━━ Data extracts ━━
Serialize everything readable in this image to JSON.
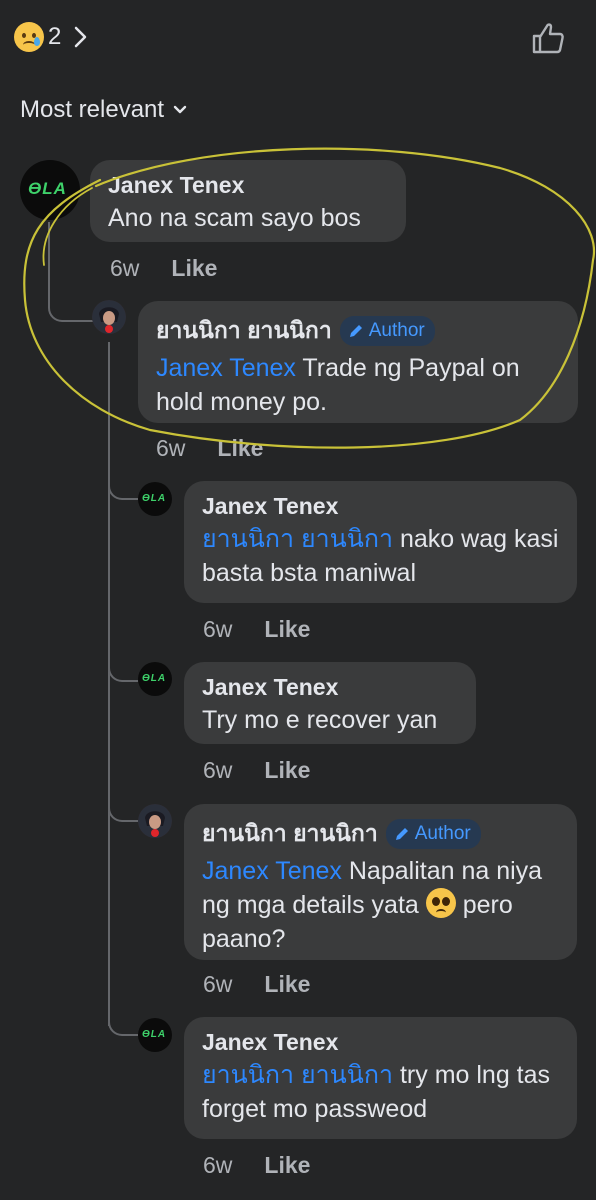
{
  "header": {
    "reaction_emoji": "sad-face-with-tear",
    "reaction_count": "2",
    "sort_label": "Most relevant"
  },
  "comments": [
    {
      "name": "Janex Tenex",
      "text": "Ano na scam sayo bos",
      "time": "6w",
      "like": "Like"
    },
    {
      "name": "ยานนิกา ยานนิกา",
      "badge": "Author",
      "mention": "Janex Tenex",
      "text": " Trade ng Paypal on hold money po.",
      "time": "6w",
      "like": "Like"
    },
    {
      "name": "Janex Tenex",
      "mention": "ยานนิกา ยานนิกา",
      "text": " nako wag kasi basta bsta maniwal",
      "time": "6w",
      "like": "Like"
    },
    {
      "name": "Janex Tenex",
      "text": "Try mo e recover yan",
      "time": "6w",
      "like": "Like"
    },
    {
      "name": "ยานนิกา ยานนิกา",
      "badge": "Author",
      "mention": "Janex Tenex",
      "text": " Napalitan na niya ng mga details yata ",
      "text_after_emoji": "pero paano?",
      "time": "6w",
      "like": "Like"
    },
    {
      "name": "Janex Tenex",
      "mention": "ยานนิกา ยานนิกา",
      "text": " try mo lng tas forget mo passweod",
      "time": "6w",
      "like": "Like"
    }
  ],
  "avatar_text": "ƟLA",
  "colors": {
    "background": "#242526",
    "bubble": "#3a3b3c",
    "mention": "#2d88ff",
    "annotation": "#c9c238"
  }
}
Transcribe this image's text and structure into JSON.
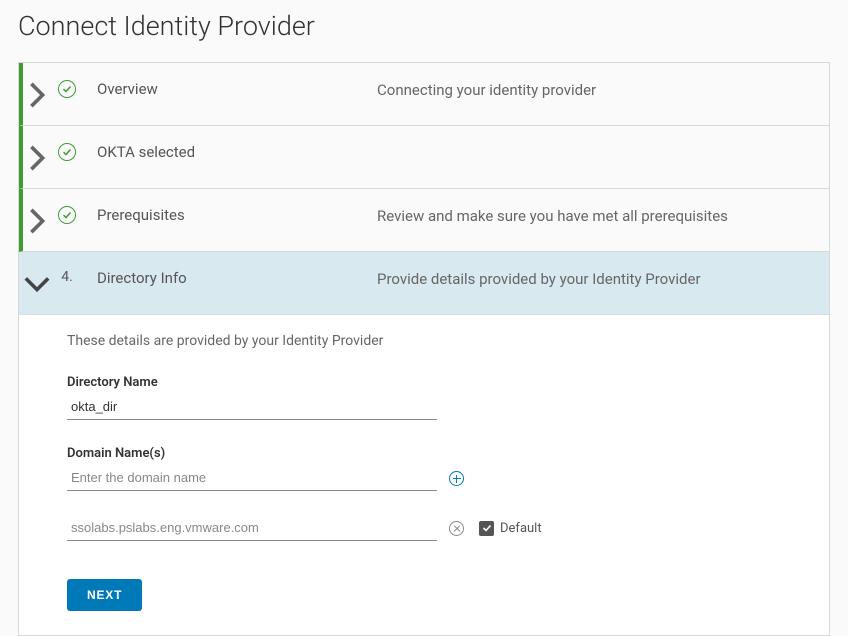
{
  "page": {
    "title": "Connect Identity Provider"
  },
  "steps": [
    {
      "title": "Overview",
      "desc": "Connecting your identity provider"
    },
    {
      "title": "OKTA selected",
      "desc": ""
    },
    {
      "title": "Prerequisites",
      "desc": "Review and make sure you have met all prerequisites"
    },
    {
      "number": "4.",
      "title": "Directory Info",
      "desc": "Provide details provided by your Identity Provider"
    }
  ],
  "panel": {
    "desc": "These details are provided by your Identity Provider",
    "directory_name_label": "Directory Name",
    "directory_name_value": "okta_dir",
    "domain_names_label": "Domain Name(s)",
    "domain_input_placeholder": "Enter the domain name",
    "domain_entries": [
      {
        "value": "ssolabs.pslabs.eng.vmware.com",
        "default": true
      }
    ],
    "default_label": "Default",
    "next_label": "NEXT"
  }
}
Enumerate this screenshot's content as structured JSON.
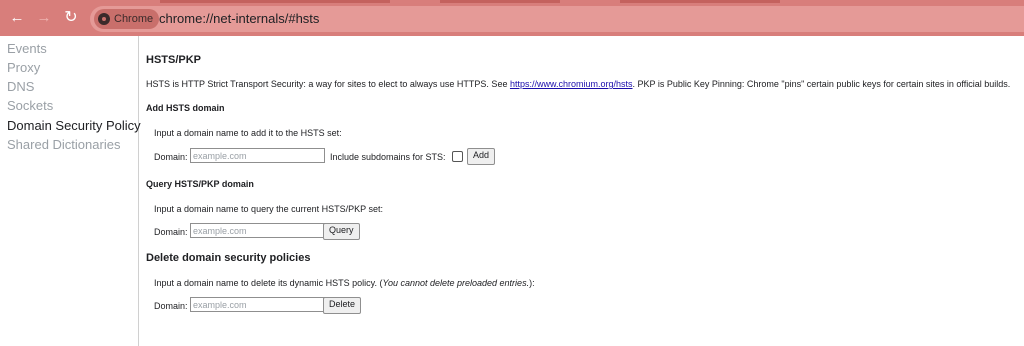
{
  "browser": {
    "chip_label": "Chrome",
    "url": "chrome://net-internals/#hsts",
    "back_icon": "←",
    "forward_icon": "→",
    "reload_icon": "↻"
  },
  "sidebar": {
    "items": [
      {
        "label": "Events"
      },
      {
        "label": "Proxy"
      },
      {
        "label": "DNS"
      },
      {
        "label": "Sockets"
      },
      {
        "label": "Domain Security Policy"
      },
      {
        "label": "Shared Dictionaries"
      }
    ],
    "active": "Domain Security Policy"
  },
  "main": {
    "title": "HSTS/PKP",
    "intro_before": "HSTS is HTTP Strict Transport Security: a way for sites to elect to always use HTTPS. See ",
    "intro_link": "https://www.chromium.org/hsts",
    "intro_after": ". PKP is Public Key Pinning: Chrome \"pins\" certain public keys for certain sites in official builds.",
    "add": {
      "heading": "Add HSTS domain",
      "desc": "Input a domain name to add it to the HSTS set:",
      "domain_label": "Domain:",
      "placeholder": "example.com",
      "subdomains_label": "Include subdomains for STS:",
      "button": "Add"
    },
    "query": {
      "heading": "Query HSTS/PKP domain",
      "desc": "Input a domain name to query the current HSTS/PKP set:",
      "domain_label": "Domain:",
      "placeholder": "example.com",
      "button": "Query"
    },
    "delete": {
      "heading": "Delete domain security policies",
      "desc_before": "Input a domain name to delete its dynamic HSTS policy. (",
      "desc_italic": "You cannot delete preloaded entries.",
      "desc_after": "):",
      "domain_label": "Domain:",
      "placeholder": "example.com",
      "button": "Delete"
    }
  }
}
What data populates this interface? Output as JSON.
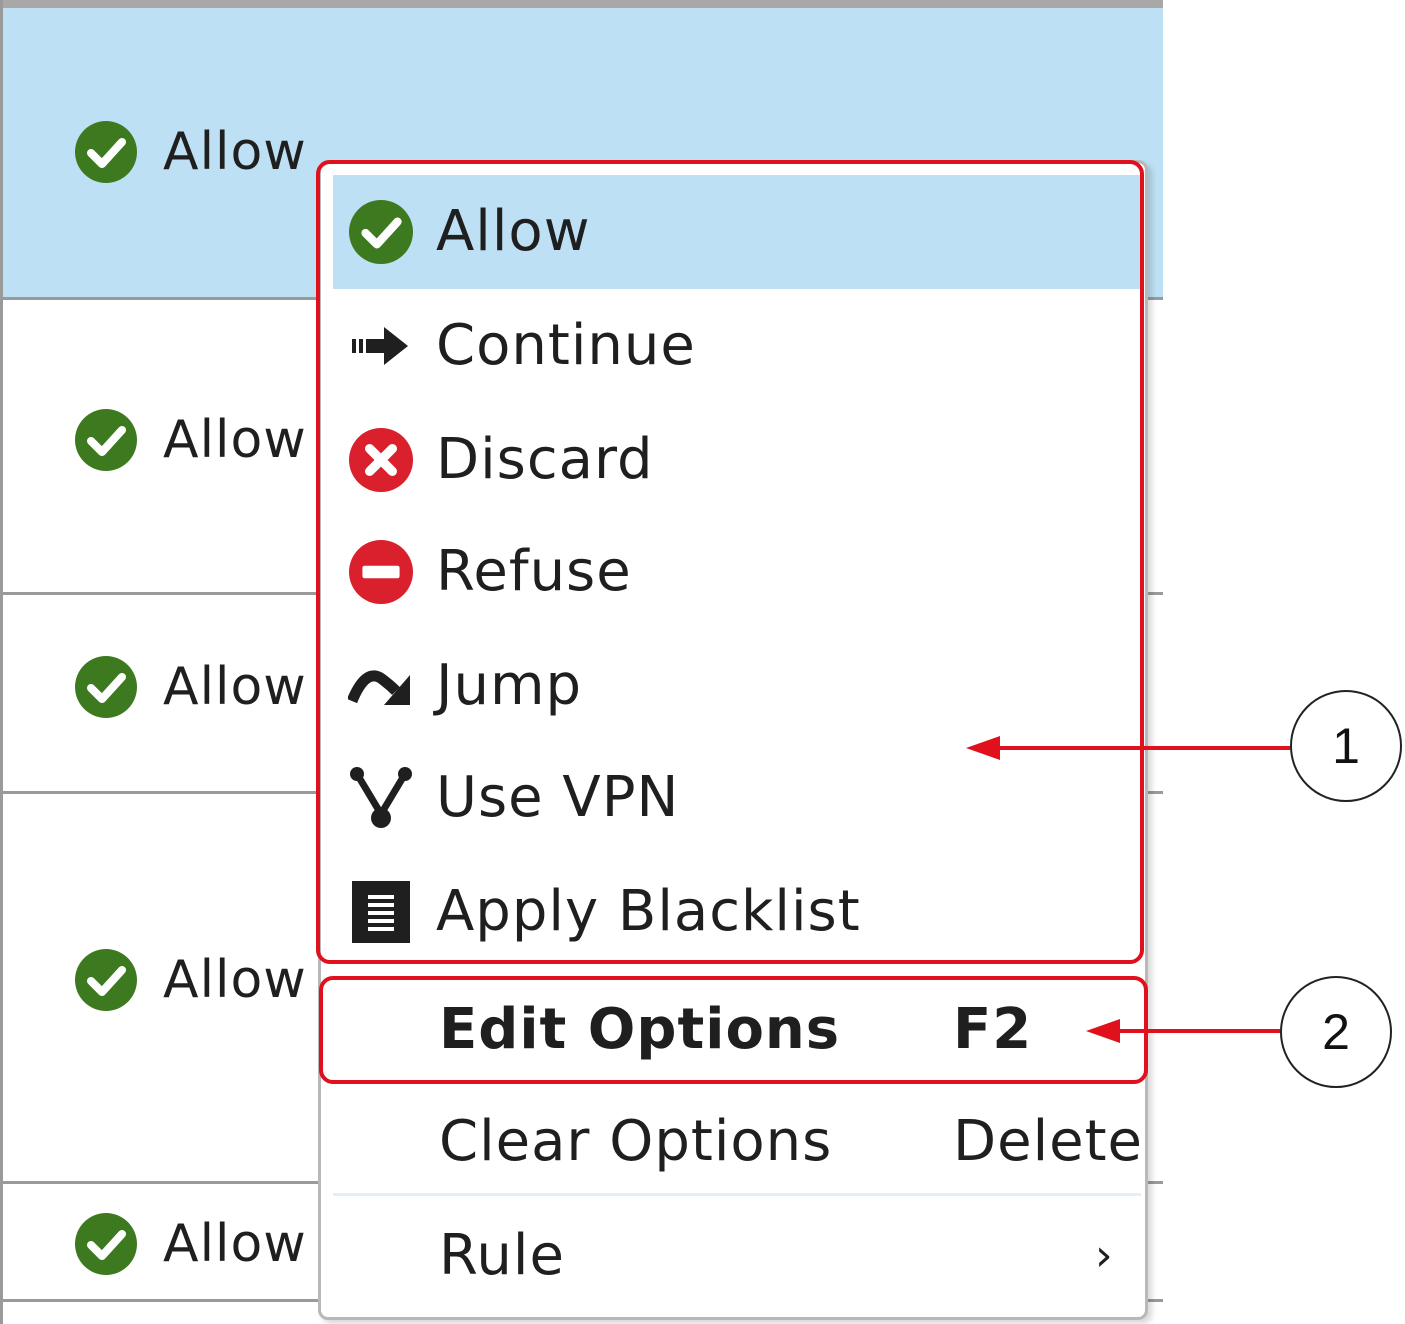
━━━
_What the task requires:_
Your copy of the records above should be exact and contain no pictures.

_Solved problem:_
Serialize everything readable in this image to JSON.
{
  "header": {
    "reaction_emoji": "sad-face-with-tear",
    "reaction_count": "2",
    "sort_label": "Most relevant"
  },
  "comments": [
    {
      "name": "Janex Tenex",
      "text": "Ano na scam sayo bos",
      "time": "6w",
      "like": "Like"
    },
    {
      "name": "ยานนิกา ยานนิกา",
      "badge": "Author",
      "mention": "Janex Tenex",
      "text": " Trade ng Paypal on hold money po.",
      "time": "6w",
      "like": "Like"
    },
    {
      "name": "Janex Tenex",
      "mention": "ยานนิกา ยานนิกา",
      "text": " nako wag kasi basta bsta maniwal",
      "time": "6w",
      "like": "Like"
    },
    {
      "name": "Janex Tenex",
      "text": "Try mo e recover yan",
      "time": "6w",
      "like": "Like"
    },
    {
      "name": "ยานนิกา ยานนิกา",
      "badge": "Author",
      "mention": "Janex Tenex",
      "text": " Napalitan na niya ng mga details yata ",
      "text_after_emoji": "pero paano?",
      "time": "6w",
      "like": "Like"
    },
    {
      "name": "Janex Tenex",
      "mention": "ยานนิกา ยานนิกา",
      "text": " try mo lng tas forget mo passweod",
      "time": "6w",
      "like": "Like"
    }
  ],
  "avatar_text": "ƟLA",
  "colors": {
    "background": "#242526",
    "bubble": "#3a3b3c",
    "mention": "#2d88ff",
    "annotation": "#c9c238"
  }
}
Transcribe this image's text and structure into JSON.
{
  "page": {
    "title": "Connect Identity Provider"
  },
  "steps": [
    {
      "title": "Overview",
      "desc": "Connecting your identity provider"
    },
    {
      "title": "OKTA selected",
      "desc": ""
    },
    {
      "title": "Prerequisites",
      "desc": "Review and make sure you have met all prerequisites"
    },
    {
      "number": "4.",
      "title": "Directory Info",
      "desc": "Provide details provided by your Identity Provider"
    }
  ],
  "panel": {
    "desc": "These details are provided by your Identity Provider",
    "directory_name_label": "Directory Name",
    "directory_name_value": "okta_dir",
    "domain_names_label": "Domain Name(s)",
    "domain_input_placeholder": "Enter the domain name",
    "domain_entries": [
      {
        "value": "ssolabs.pslabs.eng.vmware.com",
        "default": true
      }
    ],
    "default_label": "Default",
    "next_label": "NEXT"
  }
}
Enumerate this screenshot's content as structured JSON.
{
  "browser": {
    "chip_label": "Chrome",
    "url": "chrome://net-internals/#hsts",
    "back_icon": "←",
    "forward_icon": "→",
    "reload_icon": "↻"
  },
  "sidebar": {
    "items": [
      {
        "label": "Events"
      },
      {
        "label": "Proxy"
      },
      {
        "label": "DNS"
      },
      {
        "label": "Sockets"
      },
      {
        "label": "Domain Security Policy"
      },
      {
        "label": "Shared Dictionaries"
      }
    ],
    "active": "Domain Security Policy"
  },
  "main": {
    "title": "HSTS/PKP",
    "intro_before": "HSTS is HTTP Strict Transport Security: a way for sites to elect to always use HTTPS. See ",
    "intro_link": "https://www.chromium.org/hsts",
    "intro_after": ". PKP is Public Key Pinning: Chrome \"pins\" certain public keys for certain sites in official builds.",
    "add": {
      "heading": "Add HSTS domain",
      "desc": "Input a domain name to add it to the HSTS set:",
      "domain_label": "Domain:",
      "placeholder": "example.com",
      "subdomains_label": "Include subdomains for STS:",
      "button": "Add"
    },
    "query": {
      "heading": "Query HSTS/PKP domain",
      "desc": "Input a domain name to query the current HSTS/PKP set:",
      "domain_label": "Domain:",
      "placeholder": "example.com",
      "button": "Query"
    },
    "delete": {
      "heading": "Delete domain security policies",
      "desc_before": "Input a domain name to delete its dynamic HSTS policy. (",
      "desc_italic": "You cannot delete preloaded entries.",
      "desc_after": "):",
      "domain_label": "Domain:",
      "placeholder": "example.com",
      "button": "Delete"
    }
  }
}
What data populates this interface? Output as JSON.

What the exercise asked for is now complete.